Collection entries
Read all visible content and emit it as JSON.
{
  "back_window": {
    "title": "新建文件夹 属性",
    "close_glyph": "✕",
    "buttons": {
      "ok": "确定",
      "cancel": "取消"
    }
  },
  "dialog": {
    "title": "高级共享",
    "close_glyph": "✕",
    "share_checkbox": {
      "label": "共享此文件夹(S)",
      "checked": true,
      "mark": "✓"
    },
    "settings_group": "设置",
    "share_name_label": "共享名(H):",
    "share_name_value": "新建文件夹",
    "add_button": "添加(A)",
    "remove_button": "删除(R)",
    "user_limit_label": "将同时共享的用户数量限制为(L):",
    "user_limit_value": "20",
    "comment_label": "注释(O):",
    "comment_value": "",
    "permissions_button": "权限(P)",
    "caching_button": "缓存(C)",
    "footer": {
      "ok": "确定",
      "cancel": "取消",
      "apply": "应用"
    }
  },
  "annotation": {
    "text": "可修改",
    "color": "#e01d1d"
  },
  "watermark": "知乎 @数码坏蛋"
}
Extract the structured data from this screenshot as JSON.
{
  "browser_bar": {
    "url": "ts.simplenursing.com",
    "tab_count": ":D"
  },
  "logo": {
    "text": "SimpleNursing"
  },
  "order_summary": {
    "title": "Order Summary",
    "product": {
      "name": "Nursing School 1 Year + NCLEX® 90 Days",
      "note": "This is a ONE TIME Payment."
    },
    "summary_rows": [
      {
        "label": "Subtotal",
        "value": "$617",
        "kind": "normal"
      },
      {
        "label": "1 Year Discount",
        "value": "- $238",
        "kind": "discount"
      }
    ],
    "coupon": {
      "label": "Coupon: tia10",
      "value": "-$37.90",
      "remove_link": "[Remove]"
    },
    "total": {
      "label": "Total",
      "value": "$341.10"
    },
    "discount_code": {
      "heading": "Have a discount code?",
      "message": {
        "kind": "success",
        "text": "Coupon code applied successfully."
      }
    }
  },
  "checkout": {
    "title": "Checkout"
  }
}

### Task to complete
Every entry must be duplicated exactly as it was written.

### Solved problem
Read all visible content and emit it as JSON.
{
  "back_window": {
    "title": "新建文件夹 属性",
    "close_glyph": "✕",
    "buttons": {
      "ok": "确定",
      "cancel": "取消"
    }
  },
  "dialog": {
    "title": "高级共享",
    "close_glyph": "✕",
    "share_checkbox": {
      "label": "共享此文件夹(S)",
      "checked": true,
      "mark": "✓"
    },
    "settings_group": "设置",
    "share_name_label": "共享名(H):",
    "share_name_value": "新建文件夹",
    "add_button": "添加(A)",
    "remove_button": "删除(R)",
    "user_limit_label": "将同时共享的用户数量限制为(L):",
    "user_limit_value": "20",
    "comment_label": "注释(O):",
    "comment_value": "",
    "permissions_button": "权限(P)",
    "caching_button": "缓存(C)",
    "footer": {
      "ok": "确定",
      "cancel": "取消",
      "apply": "应用"
    }
  },
  "annotation": {
    "text": "可修改",
    "color": "#e01d1d"
  },
  "watermark": "知乎 @数码坏蛋"
}
Extract the structured data from this screenshot as JSON.
{
  "browser_bar": {
    "url": "ts.simplenursing.com",
    "tab_count": ":D"
  },
  "logo": {
    "text": "SimpleNursing"
  },
  "order_summary": {
    "title": "Order Summary",
    "product": {
      "name": "Nursing School 1 Year + NCLEX® 90 Days",
      "note": "This is a ONE TIME Payment."
    },
    "summary_rows": [
      {
        "label": "Subtotal",
        "value": "$617",
        "kind": "normal"
      },
      {
        "label": "1 Year Discount",
        "value": "- $238",
        "kind": "discount"
      }
    ],
    "coupon": {
      "label": "Coupon: tia10",
      "value": "-$37.90",
      "remove_link": "[Remove]"
    },
    "total": {
      "label": "Total",
      "value": "$341.10"
    },
    "discount_code": {
      "heading": "Have a discount code?",
      "message": {
        "kind": "success",
        "text": "Coupon code applied successfully."
      }
    }
  },
  "checkout": {
    "title": "Checkout"
  }
}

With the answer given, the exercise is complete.